Overconsumption of fructose time dependently induces the development of non-alcoholic fatty liver disease (NAFLD). We investigated whether ursolic acid (UA) intake by new-born rats would protect against fructose-induced NAFLD. One hundred and seven male and female Sprague Dawley rat pups were randomly grouped and gavaged (10 ml/kg body weight) with either 0.5% dimethylsulphoxide (vehicle control), 0.05% UA, 50% fructose mixed with UA (0.05%) or 50% fructose alone, from postnatal day 6 (P6) to P20. Post-weaning (P21–P69), the rats received normal rat chow (NRC) and water to drink. On P70, the rats in each group were continued on water or 20% fructose to drink, as a secondary high fructose diet during adulthood. After 8 weeks, body mass, food and fluid intake, circulating metabolites, visceral adiposity, surrogate markers of liver function and indices of NAFLD were determined. Food intake was reduced as a result of fructose feeding in both male and female rats (p < 0.0001). Fructose consumption in adulthood significantly increased fluid intake and visceral adiposity in female rats (p < 0.05) and had no apparent effects in male rats (p > 0.05). In both sexes of rats, fructose had no significant (p > 0.05) effects on body mass, circulating metabolites, total calorie intake and surrogate markers of hepatic function.
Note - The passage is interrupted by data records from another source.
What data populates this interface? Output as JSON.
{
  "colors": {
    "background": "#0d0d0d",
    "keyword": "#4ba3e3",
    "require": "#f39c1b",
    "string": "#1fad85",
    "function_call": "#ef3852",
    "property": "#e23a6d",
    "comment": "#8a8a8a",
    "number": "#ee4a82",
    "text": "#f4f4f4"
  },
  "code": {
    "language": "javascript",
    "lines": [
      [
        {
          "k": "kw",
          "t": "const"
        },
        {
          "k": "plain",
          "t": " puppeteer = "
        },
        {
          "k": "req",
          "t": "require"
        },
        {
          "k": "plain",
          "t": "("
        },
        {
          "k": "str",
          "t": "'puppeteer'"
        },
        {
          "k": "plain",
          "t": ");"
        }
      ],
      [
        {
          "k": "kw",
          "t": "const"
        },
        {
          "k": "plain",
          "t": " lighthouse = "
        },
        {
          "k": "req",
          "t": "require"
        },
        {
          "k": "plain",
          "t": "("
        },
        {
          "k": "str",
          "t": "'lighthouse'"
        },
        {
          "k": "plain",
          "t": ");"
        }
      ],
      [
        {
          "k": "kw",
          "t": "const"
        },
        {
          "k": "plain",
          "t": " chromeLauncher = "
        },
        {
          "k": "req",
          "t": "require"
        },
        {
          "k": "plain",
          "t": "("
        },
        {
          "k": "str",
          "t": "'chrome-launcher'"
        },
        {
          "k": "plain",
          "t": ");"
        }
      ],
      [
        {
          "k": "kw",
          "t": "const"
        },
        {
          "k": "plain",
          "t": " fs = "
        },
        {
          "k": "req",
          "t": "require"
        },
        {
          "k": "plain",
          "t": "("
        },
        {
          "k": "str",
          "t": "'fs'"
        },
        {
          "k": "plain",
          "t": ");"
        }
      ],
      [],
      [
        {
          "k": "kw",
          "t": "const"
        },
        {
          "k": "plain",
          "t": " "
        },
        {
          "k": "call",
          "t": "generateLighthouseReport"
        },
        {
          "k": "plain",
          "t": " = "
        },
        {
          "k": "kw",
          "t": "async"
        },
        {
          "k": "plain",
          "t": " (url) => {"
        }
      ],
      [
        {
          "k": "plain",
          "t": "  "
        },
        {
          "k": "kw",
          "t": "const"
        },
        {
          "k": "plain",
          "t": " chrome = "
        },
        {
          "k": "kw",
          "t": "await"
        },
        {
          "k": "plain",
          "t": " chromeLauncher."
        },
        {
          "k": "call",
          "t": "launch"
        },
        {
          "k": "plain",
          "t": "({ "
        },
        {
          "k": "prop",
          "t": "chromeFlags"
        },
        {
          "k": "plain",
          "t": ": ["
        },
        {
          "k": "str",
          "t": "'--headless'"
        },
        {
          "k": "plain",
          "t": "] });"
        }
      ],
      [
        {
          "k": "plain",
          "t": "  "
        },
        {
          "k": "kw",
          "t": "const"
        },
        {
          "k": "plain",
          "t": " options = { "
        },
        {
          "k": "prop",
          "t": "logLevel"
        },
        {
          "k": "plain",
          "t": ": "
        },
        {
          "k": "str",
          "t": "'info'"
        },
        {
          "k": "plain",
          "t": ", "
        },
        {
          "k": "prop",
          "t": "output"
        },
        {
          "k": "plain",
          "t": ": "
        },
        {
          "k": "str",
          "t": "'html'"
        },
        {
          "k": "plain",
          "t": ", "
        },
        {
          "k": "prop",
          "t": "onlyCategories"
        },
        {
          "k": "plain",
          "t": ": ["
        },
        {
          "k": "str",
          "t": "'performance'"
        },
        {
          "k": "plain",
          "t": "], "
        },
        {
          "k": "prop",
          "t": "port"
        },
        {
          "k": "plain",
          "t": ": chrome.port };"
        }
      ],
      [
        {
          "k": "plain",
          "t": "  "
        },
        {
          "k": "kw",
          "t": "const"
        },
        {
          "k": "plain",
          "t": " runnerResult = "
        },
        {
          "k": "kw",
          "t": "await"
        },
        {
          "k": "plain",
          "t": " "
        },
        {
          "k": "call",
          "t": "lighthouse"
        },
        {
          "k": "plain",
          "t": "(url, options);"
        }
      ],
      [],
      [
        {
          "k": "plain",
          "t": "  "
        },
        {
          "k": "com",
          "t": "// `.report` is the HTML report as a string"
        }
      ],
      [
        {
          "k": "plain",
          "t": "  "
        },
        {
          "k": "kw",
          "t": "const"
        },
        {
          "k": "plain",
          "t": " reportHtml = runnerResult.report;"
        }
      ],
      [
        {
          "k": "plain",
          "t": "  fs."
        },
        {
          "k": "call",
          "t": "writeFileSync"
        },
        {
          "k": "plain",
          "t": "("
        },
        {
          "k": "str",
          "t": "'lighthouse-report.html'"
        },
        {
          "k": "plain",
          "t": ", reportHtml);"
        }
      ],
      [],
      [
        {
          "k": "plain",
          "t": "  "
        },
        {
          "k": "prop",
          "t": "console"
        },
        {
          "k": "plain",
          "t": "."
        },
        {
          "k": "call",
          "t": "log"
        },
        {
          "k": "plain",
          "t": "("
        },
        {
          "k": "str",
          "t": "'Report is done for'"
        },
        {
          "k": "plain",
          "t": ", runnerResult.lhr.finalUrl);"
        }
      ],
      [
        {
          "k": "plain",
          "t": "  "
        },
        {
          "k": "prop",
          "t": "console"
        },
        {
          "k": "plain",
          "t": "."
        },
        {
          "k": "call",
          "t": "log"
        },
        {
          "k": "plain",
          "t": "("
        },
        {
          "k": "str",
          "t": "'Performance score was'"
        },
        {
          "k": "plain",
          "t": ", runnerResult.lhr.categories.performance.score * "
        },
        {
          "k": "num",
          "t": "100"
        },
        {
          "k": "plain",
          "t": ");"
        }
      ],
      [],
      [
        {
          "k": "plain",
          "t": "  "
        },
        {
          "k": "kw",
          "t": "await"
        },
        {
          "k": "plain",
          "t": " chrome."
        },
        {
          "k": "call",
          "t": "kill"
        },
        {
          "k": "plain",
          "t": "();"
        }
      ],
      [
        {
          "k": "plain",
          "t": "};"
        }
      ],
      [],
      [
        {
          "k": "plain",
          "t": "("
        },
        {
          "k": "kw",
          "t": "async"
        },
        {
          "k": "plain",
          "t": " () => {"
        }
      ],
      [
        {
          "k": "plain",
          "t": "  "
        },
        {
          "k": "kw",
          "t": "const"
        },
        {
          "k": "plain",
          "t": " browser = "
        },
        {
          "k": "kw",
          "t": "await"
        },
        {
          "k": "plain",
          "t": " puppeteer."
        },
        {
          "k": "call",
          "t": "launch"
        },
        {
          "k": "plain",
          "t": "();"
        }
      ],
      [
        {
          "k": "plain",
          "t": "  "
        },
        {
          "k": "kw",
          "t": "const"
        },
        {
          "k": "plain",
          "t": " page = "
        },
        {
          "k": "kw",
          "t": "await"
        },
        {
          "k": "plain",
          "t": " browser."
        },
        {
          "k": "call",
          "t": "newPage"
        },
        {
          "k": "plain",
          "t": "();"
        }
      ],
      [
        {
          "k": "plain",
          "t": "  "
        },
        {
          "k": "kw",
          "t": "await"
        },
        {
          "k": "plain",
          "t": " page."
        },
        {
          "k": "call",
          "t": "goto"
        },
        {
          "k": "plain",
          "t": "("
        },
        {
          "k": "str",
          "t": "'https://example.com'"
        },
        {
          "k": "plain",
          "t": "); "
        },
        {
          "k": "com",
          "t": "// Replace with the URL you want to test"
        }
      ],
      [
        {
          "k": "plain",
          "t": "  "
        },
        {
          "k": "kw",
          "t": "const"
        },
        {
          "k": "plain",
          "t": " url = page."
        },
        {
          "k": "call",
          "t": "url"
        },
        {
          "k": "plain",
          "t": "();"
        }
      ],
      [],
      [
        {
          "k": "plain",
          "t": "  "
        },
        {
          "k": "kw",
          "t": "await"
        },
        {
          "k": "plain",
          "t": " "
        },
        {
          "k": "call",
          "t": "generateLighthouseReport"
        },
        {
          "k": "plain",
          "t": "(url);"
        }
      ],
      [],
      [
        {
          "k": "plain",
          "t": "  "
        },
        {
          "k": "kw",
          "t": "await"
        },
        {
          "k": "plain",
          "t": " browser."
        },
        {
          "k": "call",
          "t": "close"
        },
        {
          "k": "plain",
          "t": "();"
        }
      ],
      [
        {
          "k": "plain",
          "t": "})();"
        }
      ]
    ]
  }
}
Fructose consumption in both early life and adulthood in female rats promoted hepatic lipid accumulation (p < 0.001), hypertrophy, microvesicular and macrovesicular steatosis (p < 0.05). Early-life UA intake significantly (p < 0.001) reduced fructose-induced hepatic lipid accumulation in both male and female rats. Administration of UA during periods of developmental plasticity shows prophylactic potential against dietary fructose-induced NAFLD.
The parasite-stress theory of values or sociality is a recent, encompassing perspective in human social psychology and behavior. As an ecological and evolutionary theory of peoples’ cultural values/core preferences, it applies widely across many domains of human social life and human affairs. It is a general theory of human culture and sociality. Fundamental to the theory is the behavioral immune system. The human behavioral immune system includes: psychological traits and manifest behaviors for avoiding contact with infectious diseases; behaviors of in-group social preference, altruism, alliance, and conformity that manage the negative effects of infectious diseases; mate choice to increase personal and offspring defense against parasites; culinary behavior; and components of personality. The contagion-avoidance aspect of behavioral immunity is much more than out-group avoidance and dislike (xenophobia). It also includes the preference for the natal or local region (philopatry) and hence avoidance of foreignness in people and places where novel parasites may occur. The parasite-stress theory has produced a cornucopia of newly discovered patterns and informed and reinterpreted previously described patterns in the behavior of individuals and at the level of cultures/societies and regions. In novel ways, it informs and synthesizes knowledge of major features of the social lives and societal-level affairs of people, ranging from prejudice and egalitarianism to personality, economic patterns, core values, interpersonal and intergroup violence, governmental systems, gender relations, family structure, and the genesis and maintenance of cultural diversity across the world.